◆ **Task instructions**: In the records that follow, count each line where the string "desc" occurs. Provide the total and no other text.

**** Data for this task ****

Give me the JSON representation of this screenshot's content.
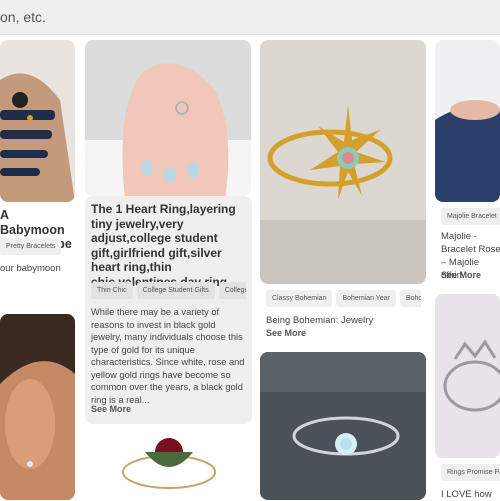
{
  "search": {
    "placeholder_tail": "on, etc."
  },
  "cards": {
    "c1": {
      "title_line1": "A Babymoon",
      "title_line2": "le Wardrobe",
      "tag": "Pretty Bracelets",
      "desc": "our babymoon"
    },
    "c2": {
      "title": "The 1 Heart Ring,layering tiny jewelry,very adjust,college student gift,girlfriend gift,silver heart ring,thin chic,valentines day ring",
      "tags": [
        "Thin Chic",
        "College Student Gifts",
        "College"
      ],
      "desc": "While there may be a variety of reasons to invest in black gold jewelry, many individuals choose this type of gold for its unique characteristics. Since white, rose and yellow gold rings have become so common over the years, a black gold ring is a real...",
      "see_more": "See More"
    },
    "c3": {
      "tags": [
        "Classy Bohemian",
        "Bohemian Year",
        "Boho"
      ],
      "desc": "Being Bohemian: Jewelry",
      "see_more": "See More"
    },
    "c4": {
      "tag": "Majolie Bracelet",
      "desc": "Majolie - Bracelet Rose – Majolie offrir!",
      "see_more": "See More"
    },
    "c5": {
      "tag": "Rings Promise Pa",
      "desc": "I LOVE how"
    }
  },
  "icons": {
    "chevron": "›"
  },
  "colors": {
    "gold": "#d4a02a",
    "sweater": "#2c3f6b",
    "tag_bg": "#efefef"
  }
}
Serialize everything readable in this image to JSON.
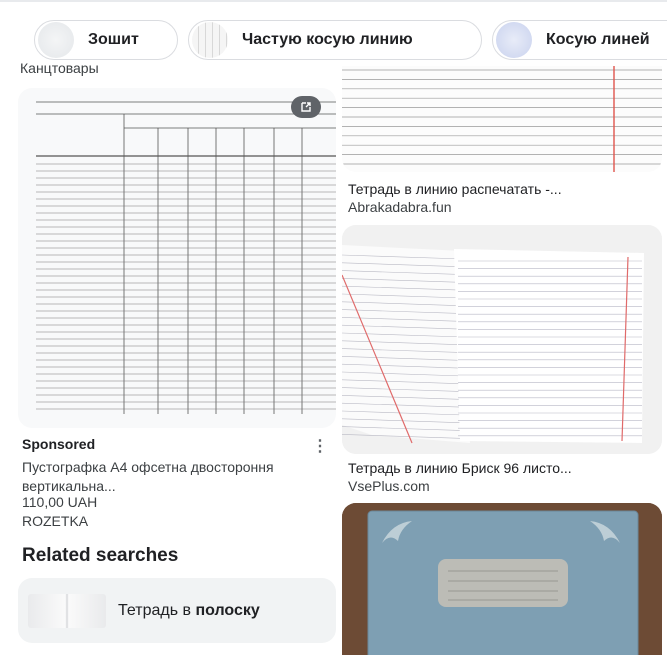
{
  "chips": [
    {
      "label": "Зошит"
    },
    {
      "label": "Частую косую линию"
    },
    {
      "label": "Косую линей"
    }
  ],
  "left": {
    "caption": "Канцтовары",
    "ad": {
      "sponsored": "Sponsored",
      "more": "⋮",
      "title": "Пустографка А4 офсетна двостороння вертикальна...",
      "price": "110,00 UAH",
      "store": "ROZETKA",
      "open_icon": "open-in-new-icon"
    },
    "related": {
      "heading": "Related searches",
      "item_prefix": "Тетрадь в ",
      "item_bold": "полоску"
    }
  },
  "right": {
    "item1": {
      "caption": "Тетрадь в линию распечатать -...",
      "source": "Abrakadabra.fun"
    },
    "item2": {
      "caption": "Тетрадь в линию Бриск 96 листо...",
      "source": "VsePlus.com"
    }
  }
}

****

◆ **Exercise solution**: 5